**Data section**
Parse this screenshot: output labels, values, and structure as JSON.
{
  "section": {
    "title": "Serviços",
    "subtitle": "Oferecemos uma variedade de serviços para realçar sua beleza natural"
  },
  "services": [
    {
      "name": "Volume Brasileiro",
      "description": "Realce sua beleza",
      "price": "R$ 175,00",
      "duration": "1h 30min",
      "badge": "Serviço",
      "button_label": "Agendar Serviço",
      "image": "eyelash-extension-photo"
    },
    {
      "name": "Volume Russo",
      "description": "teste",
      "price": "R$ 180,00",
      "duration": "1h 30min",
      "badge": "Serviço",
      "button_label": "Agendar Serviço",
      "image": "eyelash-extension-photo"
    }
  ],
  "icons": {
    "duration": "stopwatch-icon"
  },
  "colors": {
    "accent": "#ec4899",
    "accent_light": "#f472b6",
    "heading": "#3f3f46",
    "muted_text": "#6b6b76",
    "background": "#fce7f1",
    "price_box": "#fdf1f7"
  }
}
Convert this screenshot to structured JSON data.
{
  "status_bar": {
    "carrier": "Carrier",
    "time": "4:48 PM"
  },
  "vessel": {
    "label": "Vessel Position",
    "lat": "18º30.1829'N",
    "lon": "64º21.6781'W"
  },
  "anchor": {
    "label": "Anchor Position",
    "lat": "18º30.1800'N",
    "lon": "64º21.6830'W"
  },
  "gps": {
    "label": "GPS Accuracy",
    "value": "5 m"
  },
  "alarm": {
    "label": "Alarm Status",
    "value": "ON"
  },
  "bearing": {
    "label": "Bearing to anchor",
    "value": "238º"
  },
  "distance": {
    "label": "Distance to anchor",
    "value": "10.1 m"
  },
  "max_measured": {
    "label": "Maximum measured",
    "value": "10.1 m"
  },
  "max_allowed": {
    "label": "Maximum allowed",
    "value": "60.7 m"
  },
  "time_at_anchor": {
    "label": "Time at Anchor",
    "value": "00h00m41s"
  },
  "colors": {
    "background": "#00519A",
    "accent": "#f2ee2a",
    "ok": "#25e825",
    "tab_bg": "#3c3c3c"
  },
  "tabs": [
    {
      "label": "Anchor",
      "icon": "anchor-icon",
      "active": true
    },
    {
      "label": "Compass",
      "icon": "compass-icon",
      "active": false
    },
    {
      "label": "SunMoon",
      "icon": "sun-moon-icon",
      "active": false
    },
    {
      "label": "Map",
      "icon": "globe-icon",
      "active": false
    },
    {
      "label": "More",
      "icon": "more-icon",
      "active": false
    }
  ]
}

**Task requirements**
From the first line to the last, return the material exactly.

**The answer**
Parse this screenshot: output labels, values, and structure as JSON.
{
  "section": {
    "title": "Serviços",
    "subtitle": "Oferecemos uma variedade de serviços para realçar sua beleza natural"
  },
  "services": [
    {
      "name": "Volume Brasileiro",
      "description": "Realce sua beleza",
      "price": "R$ 175,00",
      "duration": "1h 30min",
      "badge": "Serviço",
      "button_label": "Agendar Serviço",
      "image": "eyelash-extension-photo"
    },
    {
      "name": "Volume Russo",
      "description": "teste",
      "price": "R$ 180,00",
      "duration": "1h 30min",
      "badge": "Serviço",
      "button_label": "Agendar Serviço",
      "image": "eyelash-extension-photo"
    }
  ],
  "icons": {
    "duration": "stopwatch-icon"
  },
  "colors": {
    "accent": "#ec4899",
    "accent_light": "#f472b6",
    "heading": "#3f3f46",
    "muted_text": "#6b6b76",
    "background": "#fce7f1",
    "price_box": "#fdf1f7"
  }
}
Convert this screenshot to structured JSON data.
{
  "status_bar": {
    "carrier": "Carrier",
    "time": "4:48 PM"
  },
  "vessel": {
    "label": "Vessel Position",
    "lat": "18º30.1829'N",
    "lon": "64º21.6781'W"
  },
  "anchor": {
    "label": "Anchor Position",
    "lat": "18º30.1800'N",
    "lon": "64º21.6830'W"
  },
  "gps": {
    "label": "GPS Accuracy",
    "value": "5 m"
  },
  "alarm": {
    "label": "Alarm Status",
    "value": "ON"
  },
  "bearing": {
    "label": "Bearing to anchor",
    "value": "238º"
  },
  "distance": {
    "label": "Distance to anchor",
    "value": "10.1 m"
  },
  "max_measured": {
    "label": "Maximum measured",
    "value": "10.1 m"
  },
  "max_allowed": {
    "label": "Maximum allowed",
    "value": "60.7 m"
  },
  "time_at_anchor": {
    "label": "Time at Anchor",
    "value": "00h00m41s"
  },
  "colors": {
    "background": "#00519A",
    "accent": "#f2ee2a",
    "ok": "#25e825",
    "tab_bg": "#3c3c3c"
  },
  "tabs": [
    {
      "label": "Anchor",
      "icon": "anchor-icon",
      "active": true
    },
    {
      "label": "Compass",
      "icon": "compass-icon",
      "active": false
    },
    {
      "label": "SunMoon",
      "icon": "sun-moon-icon",
      "active": false
    },
    {
      "label": "Map",
      "icon": "globe-icon",
      "active": false
    },
    {
      "label": "More",
      "icon": "more-icon",
      "active": false
    }
  ]
}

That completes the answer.